I find it odd that you praise such a shoddy excuse for scholarship. First off, there were a number of factual errors in the movie, such as the assertion that there is no actual proof that Jesus existed. Josephius was a Jew, Tactus was a non-religious Roman. However, both these men attest to the existence of Jesus in their annals. Secondly, Maher contridicts himself. In the beginning of the movie, he says that he "doesn't know" the answers to the questions of God's existence. In the end of the movie, he says there is no God. Also, he interviews almost nobody of real intelligence (truckers, dogmatic fundamentalists, etc..) no scholars of religious study except the one in the Vatican, whom he asked no real questions. When backed into a corner, Maher makes a joke or simply insults the lack of rationality in believing in God. One should note that faith and rationality are not meant to co-exist. This is clearly one of the least scholarly works on religion ever produced. Maher is the very thing that he hates, a narrow-minded, dogmatic, fundamentalist. He is fundamentalist in the sense of his unwavering believe in the fact that there is no God. I am quite shocked at your positive reaction to what can only be called trash.

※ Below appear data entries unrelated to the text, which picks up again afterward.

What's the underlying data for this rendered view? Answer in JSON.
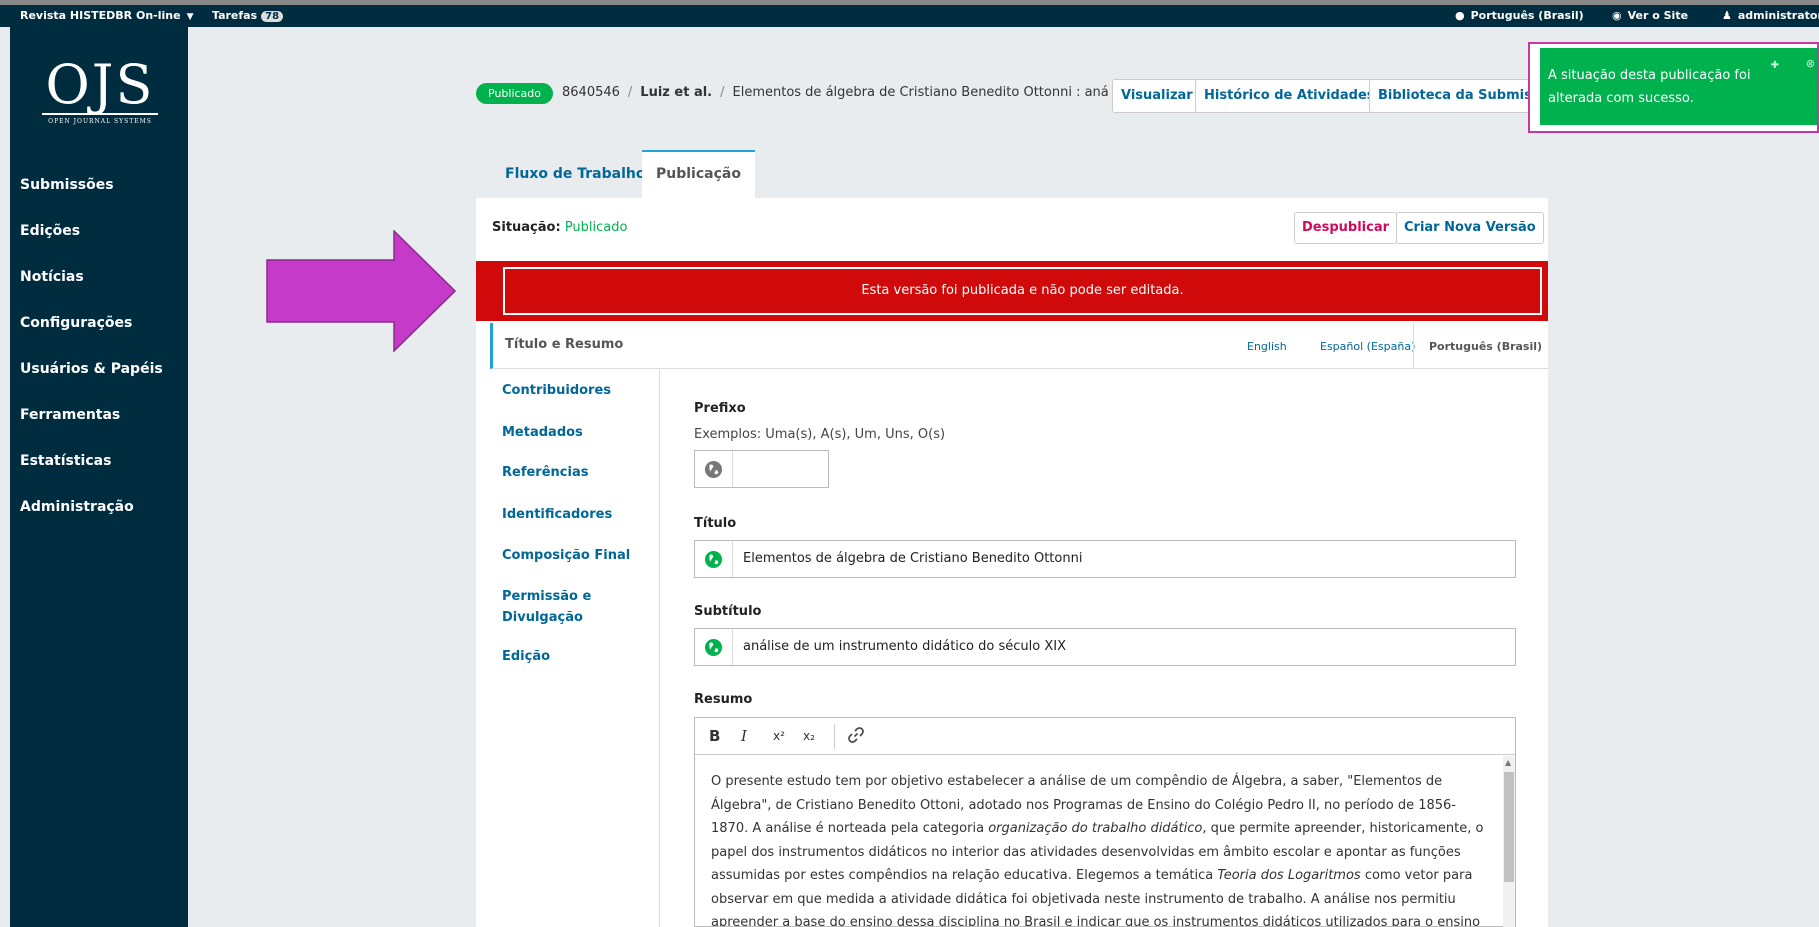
{
  "topbar": {
    "context": "Revista HISTEDBR On-line",
    "tasks_label": "Tarefas",
    "tasks_count": "78",
    "language": "Português (Brasil)",
    "view_site": "Ver o Site",
    "user": "administrator"
  },
  "logo": {
    "big": "OJS",
    "small": "OPEN JOURNAL SYSTEMS"
  },
  "sidebar": {
    "items": [
      {
        "label": "Submissões"
      },
      {
        "label": "Edições"
      },
      {
        "label": "Notícias"
      },
      {
        "label": "Configurações"
      },
      {
        "label": "Usuários & Papéis"
      },
      {
        "label": "Ferramentas"
      },
      {
        "label": "Estatísticas"
      },
      {
        "label": "Administração"
      }
    ]
  },
  "header": {
    "status": "Publicado",
    "submission_id": "8640546",
    "authors": "Luiz et al.",
    "title": "Elementos de álgebra de Cristiano Benedito Ottonni : aná",
    "sep": "/",
    "buttons": {
      "view": "Visualizar",
      "history": "Histórico de Atividades",
      "library": "Biblioteca da Submissão"
    }
  },
  "notification": {
    "text": "A situação desta publicação foi alterada com sucesso."
  },
  "tabs": {
    "workflow": "Fluxo de Trabalho",
    "publication": "Publicação"
  },
  "panel": {
    "status_label": "Situação:",
    "status_value": "Publicado",
    "unpublish": "Despublicar",
    "new_version": "Criar Nova Versão",
    "banner": "Esta versão foi publicada e não pode ser editada.",
    "section_title": "Título e Resumo",
    "languages": {
      "en": "English",
      "es": "Español (España)",
      "pt": "Português (Brasil)"
    }
  },
  "subnav": {
    "contributors": "Contribuidores",
    "metadata": "Metadados",
    "references": "Referências",
    "identifiers": "Identificadores",
    "galleys": "Composição Final",
    "permissions_1": "Permissão e",
    "permissions_2": "Divulgação",
    "issue": "Edição"
  },
  "form": {
    "prefix_label": "Prefixo",
    "prefix_hint": "Exemplos: Uma(s), A(s), Um, Uns, O(s)",
    "prefix_value": "",
    "title_label": "Título",
    "title_value": "Elementos de álgebra de Cristiano Benedito Ottonni",
    "subtitle_label": "Subtítulo",
    "subtitle_value": "análise de um instrumento didático do século XIX",
    "abstract_label": "Resumo",
    "toolbar": {
      "bold": "B",
      "italic": "I",
      "superscript": "x²",
      "subscript": "x₂"
    },
    "abstract": {
      "p1": "O presente estudo tem por objetivo estabelecer a análise de um compêndio de Álgebra, a saber, \"Elementos de Álgebra\", de Cristiano Benedito Ottoni, adotado nos Programas de Ensino do Colégio Pedro II, no período de 1856-1870. A análise é norteada pela categoria ",
      "i1": "organização do trabalho didático",
      "p2": ", que permite apreender, historicamente, o papel dos instrumentos didáticos no interior das atividades desenvolvidas em âmbito escolar e apontar as funções assumidas por estes compêndios na relação educativa. Elegemos a temática ",
      "i2": "Teoria dos Logaritmos",
      "p3": " como vetor para observar em que medida a atividade didática foi objetivada neste instrumento de trabalho. A análise nos permitiu apreender a base do ensino dessa disciplina no Brasil e indicar que os instrumentos didáticos utilizados para o ensino de álgebra, no século"
    }
  },
  "colors": {
    "navy": "#002c40",
    "link": "#006798",
    "green": "#00b24e",
    "red": "#d00a0a",
    "accent": "#c53aa0"
  }
}
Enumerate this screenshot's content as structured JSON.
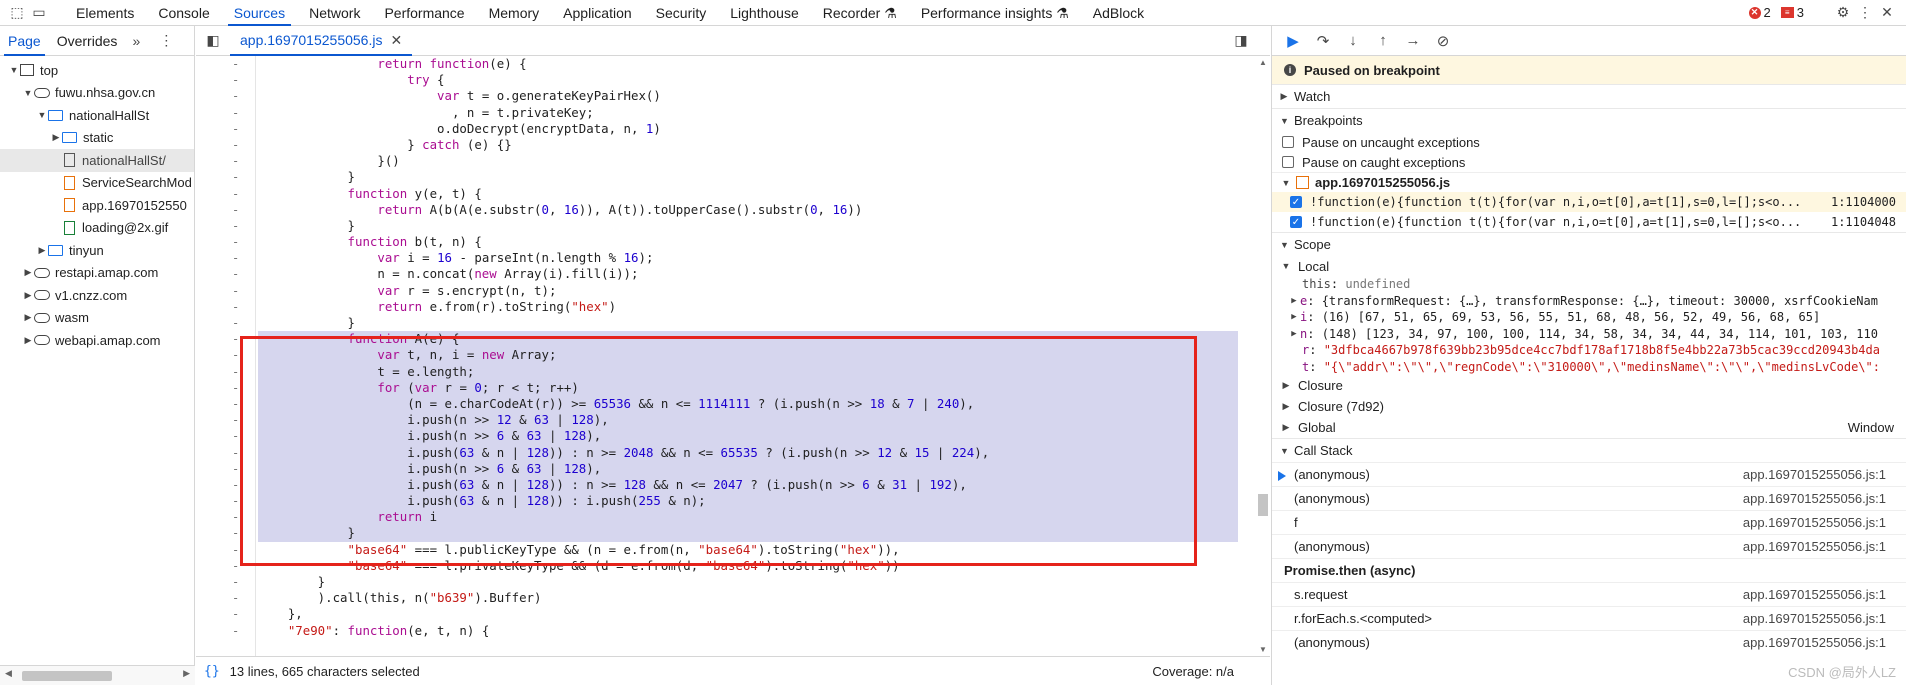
{
  "toolbar": {
    "tabs": [
      "Elements",
      "Console",
      "Sources",
      "Network",
      "Performance",
      "Memory",
      "Application",
      "Security",
      "Lighthouse",
      "Recorder",
      "Performance insights",
      "AdBlock"
    ],
    "active_tab": "Sources",
    "recorder_label": "Recorder",
    "perf_insights_label": "Performance insights",
    "error_count": "2",
    "issue_count": "3"
  },
  "navigator": {
    "tabs": [
      "Page",
      "Overrides"
    ],
    "tree": [
      {
        "label": "top",
        "indent": 0,
        "kind": "frame",
        "expanded": true
      },
      {
        "label": "fuwu.nhsa.gov.cn",
        "indent": 1,
        "kind": "cloud",
        "expanded": true
      },
      {
        "label": "nationalHallSt",
        "indent": 2,
        "kind": "folder",
        "expanded": true
      },
      {
        "label": "static",
        "indent": 3,
        "kind": "folder",
        "expanded": false
      },
      {
        "label": "nationalHallSt/",
        "indent": 3,
        "kind": "file-plain",
        "selected": true
      },
      {
        "label": "ServiceSearchMod",
        "indent": 3,
        "kind": "file-orange"
      },
      {
        "label": "app.16970152550",
        "indent": 3,
        "kind": "file-orange"
      },
      {
        "label": "loading@2x.gif",
        "indent": 3,
        "kind": "file-green"
      },
      {
        "label": "tinyun",
        "indent": 2,
        "kind": "folder",
        "expanded": false
      },
      {
        "label": "restapi.amap.com",
        "indent": 1,
        "kind": "cloud",
        "expanded": false
      },
      {
        "label": "v1.cnzz.com",
        "indent": 1,
        "kind": "cloud",
        "expanded": false
      },
      {
        "label": "wasm",
        "indent": 1,
        "kind": "cloud",
        "expanded": false
      },
      {
        "label": "webapi.amap.com",
        "indent": 1,
        "kind": "cloud",
        "expanded": false
      }
    ]
  },
  "editor": {
    "file_tab": "app.1697015255056.js",
    "status_selection": "13 lines, 665 characters selected",
    "coverage": "Coverage: n/a",
    "lines": [
      "                return function(e) {",
      "                    try {",
      "                        var t = o.generateKeyPairHex()",
      "                          , n = t.privateKey;",
      "                        o.doDecrypt(encryptData, n, 1)",
      "                    } catch (e) {}",
      "                }()",
      "            }",
      "            function y(e, t) {",
      "                return A(b(A(e.substr(0, 16)), A(t)).toUpperCase().substr(0, 16))",
      "            }",
      "            function b(t, n) {",
      "                var i = 16 - parseInt(n.length % 16);",
      "                n = n.concat(new Array(i).fill(i));",
      "                var r = s.encrypt(n, t);",
      "                return e.from(r).toString(\"hex\")",
      "            }",
      "            function A(e) {",
      "                var t, n, i = new Array;",
      "                t = e.length;",
      "                for (var r = 0; r < t; r++)",
      "                    (n = e.charCodeAt(r)) >= 65536 && n <= 1114111 ? (i.push(n >> 18 & 7 | 240),",
      "                    i.push(n >> 12 & 63 | 128),",
      "                    i.push(n >> 6 & 63 | 128),",
      "                    i.push(63 & n | 128)) : n >= 2048 && n <= 65535 ? (i.push(n >> 12 & 15 | 224),",
      "                    i.push(n >> 6 & 63 | 128),",
      "                    i.push(63 & n | 128)) : n >= 128 && n <= 2047 ? (i.push(n >> 6 & 31 | 192),",
      "                    i.push(63 & n | 128)) : i.push(255 & n);",
      "                return i",
      "            }",
      "            \"base64\" === l.publicKeyType && (n = e.from(n, \"base64\").toString(\"hex\")),",
      "            \"base64\" === l.privateKeyType && (d = e.from(d, \"base64\").toString(\"hex\"))",
      "        }",
      "        ).call(this, n(\"b639\").Buffer)",
      "    },",
      "    \"7e90\": function(e, t, n) {"
    ]
  },
  "debugger": {
    "paused_text": "Paused on breakpoint",
    "watch_label": "Watch",
    "breakpoints_label": "Breakpoints",
    "pause_uncaught": "Pause on uncaught exceptions",
    "pause_caught": "Pause on caught exceptions",
    "bp_file": "app.1697015255056.js",
    "bp_items": [
      {
        "code": "!function(e){function t(t){for(var n,i,o=t[0],a=t[1],s=0,l=[];s<o...",
        "loc": "1:1104000"
      },
      {
        "code": "!function(e){function t(t){for(var n,i,o=t[0],a=t[1],s=0,l=[];s<o...",
        "loc": "1:1104048"
      }
    ],
    "scope_label": "Scope",
    "local_label": "Local",
    "scope_vars": [
      {
        "key": "this",
        "val": "undefined",
        "expandable": false
      },
      {
        "key": "e",
        "val": "{transformRequest: {…}, transformResponse: {…}, timeout: 30000, xsrfCookieNam",
        "expandable": true
      },
      {
        "key": "i",
        "val": "(16) [67, 51, 65, 69, 53, 56, 55, 51, 68, 48, 56, 52, 49, 56, 68, 65]",
        "expandable": true
      },
      {
        "key": "n",
        "val": "(148) [123, 34, 97, 100, 100, 114, 34, 58, 34, 34, 44, 34, 114, 101, 103, 110",
        "expandable": true
      },
      {
        "key": "r",
        "val": "\"3dfbca4667b978f639bb23b95dce4cc7bdf178af1718b8f5e4bb22a73b5cac39ccd20943b4da",
        "expandable": false,
        "string": true
      },
      {
        "key": "t",
        "val": "\"{\\\"addr\\\":\\\"\\\",\\\"regnCode\\\":\\\"310000\\\",\\\"medinsName\\\":\\\"\\\",\\\"medinsLvCode\\\":",
        "expandable": false,
        "string": true
      }
    ],
    "closure_label": "Closure",
    "closure2_label": "Closure (7d92)",
    "global_label": "Global",
    "global_val": "Window",
    "callstack_label": "Call Stack",
    "callstack": [
      {
        "name": "(anonymous)",
        "loc": "app.1697015255056.js:1",
        "current": true
      },
      {
        "name": "(anonymous)",
        "loc": "app.1697015255056.js:1"
      },
      {
        "name": "f",
        "loc": "app.1697015255056.js:1"
      },
      {
        "name": "(anonymous)",
        "loc": "app.1697015255056.js:1"
      },
      {
        "name": "Promise.then (async)",
        "loc": "",
        "async": true
      },
      {
        "name": "s.request",
        "loc": "app.1697015255056.js:1"
      },
      {
        "name": "r.forEach.s.<computed>",
        "loc": "app.1697015255056.js:1"
      },
      {
        "name": "(anonymous)",
        "loc": "app.1697015255056.js:1"
      }
    ],
    "watermark": "CSDN @局外人LZ"
  }
}
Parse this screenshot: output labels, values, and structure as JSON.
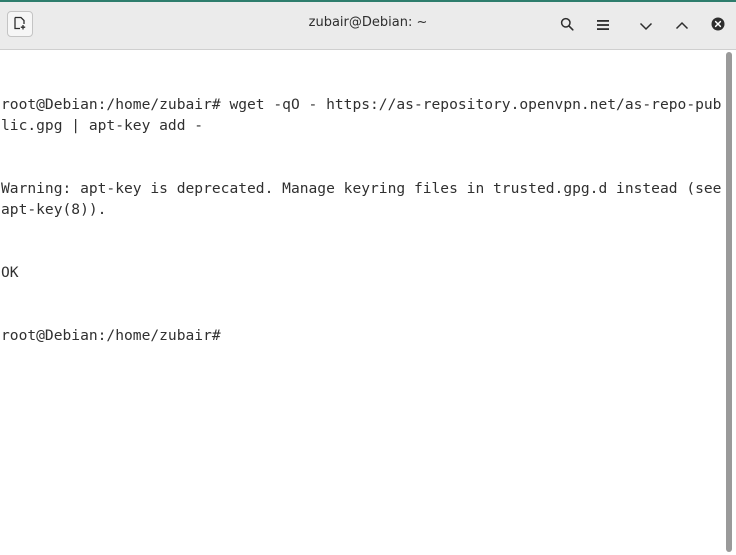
{
  "window": {
    "title": "zubair@Debian: ~"
  },
  "toolbar": {
    "new_tab_icon": "new-tab-icon",
    "search_icon": "search-icon",
    "menu_icon": "hamburger-menu-icon",
    "minimize_icon": "chevron-down-icon",
    "maximize_icon": "chevron-up-icon",
    "close_icon": "close-circle-icon"
  },
  "terminal": {
    "lines": [
      "root@Debian:/home/zubair# wget -qO - https://as-repository.openvpn.net/as-repo-public.gpg | apt-key add -",
      "Warning: apt-key is deprecated. Manage keyring files in trusted.gpg.d instead (see apt-key(8)).",
      "OK",
      "root@Debian:/home/zubair# "
    ]
  },
  "colors": {
    "titlebar_bg": "#ebebeb",
    "terminal_bg": "#ffffff",
    "terminal_fg": "#303030",
    "scrollbar_thumb": "#9a9a9a"
  }
}
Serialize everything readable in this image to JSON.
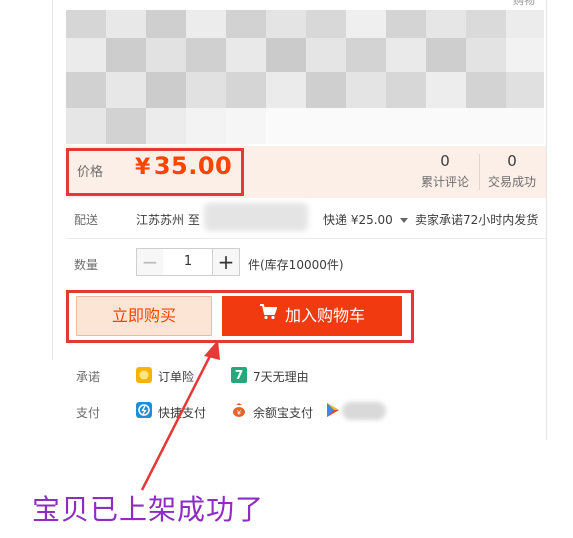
{
  "corner_text": "购物",
  "price": {
    "label": "价格",
    "currency": "¥",
    "amount": "35.00",
    "accent_color": "#ff4400"
  },
  "stats": [
    {
      "value": "0",
      "label": "累计评论"
    },
    {
      "value": "0",
      "label": "交易成功"
    }
  ],
  "shipping": {
    "label": "配送",
    "origin": "江苏苏州 至",
    "fee": "快递 ¥25.00",
    "promise": "卖家承诺72小时内发货"
  },
  "quantity": {
    "label": "数量",
    "value": "1",
    "minus": "−",
    "plus": "+",
    "stock": "件(库存10000件)"
  },
  "buttons": {
    "buy_now": "立即购买",
    "add_to_cart": "加入购物车",
    "cart_color": "#f23a11"
  },
  "promise": {
    "label": "承诺",
    "items": [
      {
        "icon": "insurance-icon",
        "text": "订单险"
      },
      {
        "icon": "seven-day-return-icon",
        "badge": "7",
        "text": "7天无理由"
      }
    ]
  },
  "payment": {
    "label": "支付",
    "items": [
      {
        "icon": "quick-pay-icon",
        "text": "快捷支付"
      },
      {
        "icon": "yuebao-icon",
        "text": "余额宝支付"
      }
    ]
  },
  "annotation": {
    "caption": "宝贝已上架成功了",
    "color": "#e53935"
  }
}
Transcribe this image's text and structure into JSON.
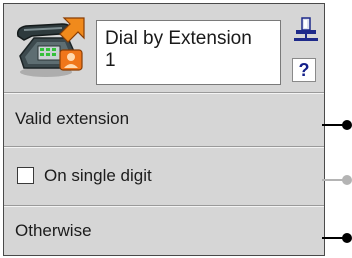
{
  "node": {
    "title": "Dial by Extension\n1",
    "icon": "telephone-handset-icon",
    "pin_icon": "pin-icon",
    "help_label": "?"
  },
  "branches": [
    {
      "label": "Valid extension",
      "has_checkbox": false,
      "checked": false,
      "connector_color": "#000000"
    },
    {
      "label": "On single digit",
      "has_checkbox": true,
      "checked": false,
      "connector_color": "#b4b4b4"
    },
    {
      "label": "Otherwise",
      "has_checkbox": false,
      "checked": false,
      "connector_color": "#000000"
    }
  ],
  "colors": {
    "panel_background": "#d6d6d6",
    "help_glyph": "#14208a",
    "active_connector": "#000000",
    "inactive_connector": "#b4b4b4"
  }
}
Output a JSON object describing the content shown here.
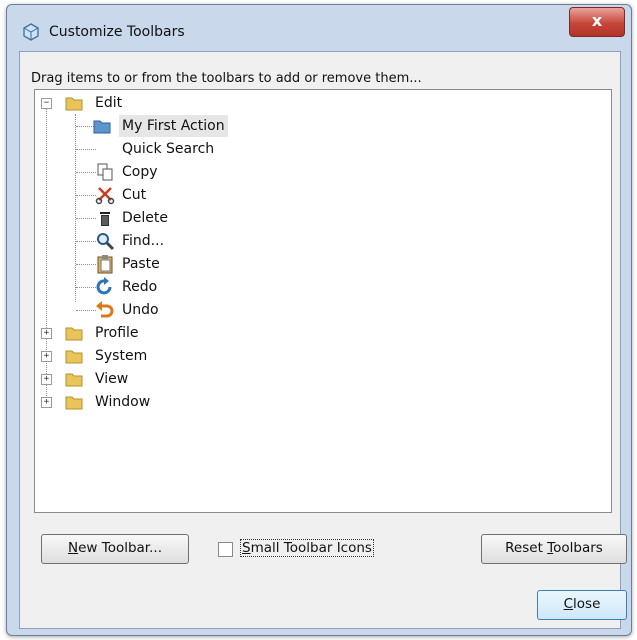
{
  "window": {
    "title": "Customize Toolbars",
    "close_glyph": "x"
  },
  "instruction": "Drag items to or from the toolbars to add or remove them...",
  "tree": {
    "edit": {
      "label": "Edit",
      "expander": "−",
      "children": [
        {
          "label": "My First Action",
          "icon": "folder-blue-icon",
          "selected": true
        },
        {
          "label": "Quick Search",
          "icon": "none"
        },
        {
          "label": "Copy",
          "icon": "copy-icon"
        },
        {
          "label": "Cut",
          "icon": "cut-icon"
        },
        {
          "label": "Delete",
          "icon": "trash-icon"
        },
        {
          "label": "Find...",
          "icon": "magnifier-icon"
        },
        {
          "label": "Paste",
          "icon": "paste-icon"
        },
        {
          "label": "Redo",
          "icon": "redo-icon"
        },
        {
          "label": "Undo",
          "icon": "undo-icon"
        }
      ]
    },
    "folders": [
      {
        "label": "Profile",
        "expander": "+"
      },
      {
        "label": "System",
        "expander": "+"
      },
      {
        "label": "View",
        "expander": "+"
      },
      {
        "label": "Window",
        "expander": "+"
      }
    ]
  },
  "buttons": {
    "new_toolbar": {
      "prefix": "",
      "mnemonic": "N",
      "rest": "ew Toolbar..."
    },
    "reset_toolbars": {
      "prefix": "Reset ",
      "mnemonic": "T",
      "rest": "oolbars"
    },
    "close": {
      "prefix": "",
      "mnemonic": "C",
      "rest": "lose"
    }
  },
  "small_icons": {
    "prefix": "",
    "mnemonic": "S",
    "rest": "mall Toolbar Icons",
    "checked": false
  },
  "colors": {
    "accent_close": "#c7463a",
    "folder": "#e8c45a",
    "selection": "#e6e6e6"
  }
}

Durrell said...

I'm sure that it was meant to be scholarship. It's a film maker's point of view. I don't even agree with it entirely, but I do appreciate his raising questions and promoting this very sort of discussion. Maher doubts the existence of God (and I admire his honesty about that). And, he finds religion to be guilty of some extreme and dangerous behavior (and, frankly, he's right). He doesn't invite scholars into the discussion (though he has on his television program), but then religion isn't just practiced in the academy. He was questioning the people for whom religion plays such a central role...ordinary people. So, whereas I have a higher regard for religion than Maher does, I still enjoyed the film and am glad for his thoughts. I need not agree with every point to respect the effort. It may not have been "scholarly" (Maher is a comedian and not a historian, theologian, or bible scholar), but it was thoughtful, provocative, honest, and presented Maher's point of view clearly enough. You may not have enjoyed it as much as I did, and you may not have agreed with much of it, but I must disagree that it could "only be called trash."

Durrell said...

Sorry...that should have started out, "I'm NOT sure that it was meant to be scholarship..."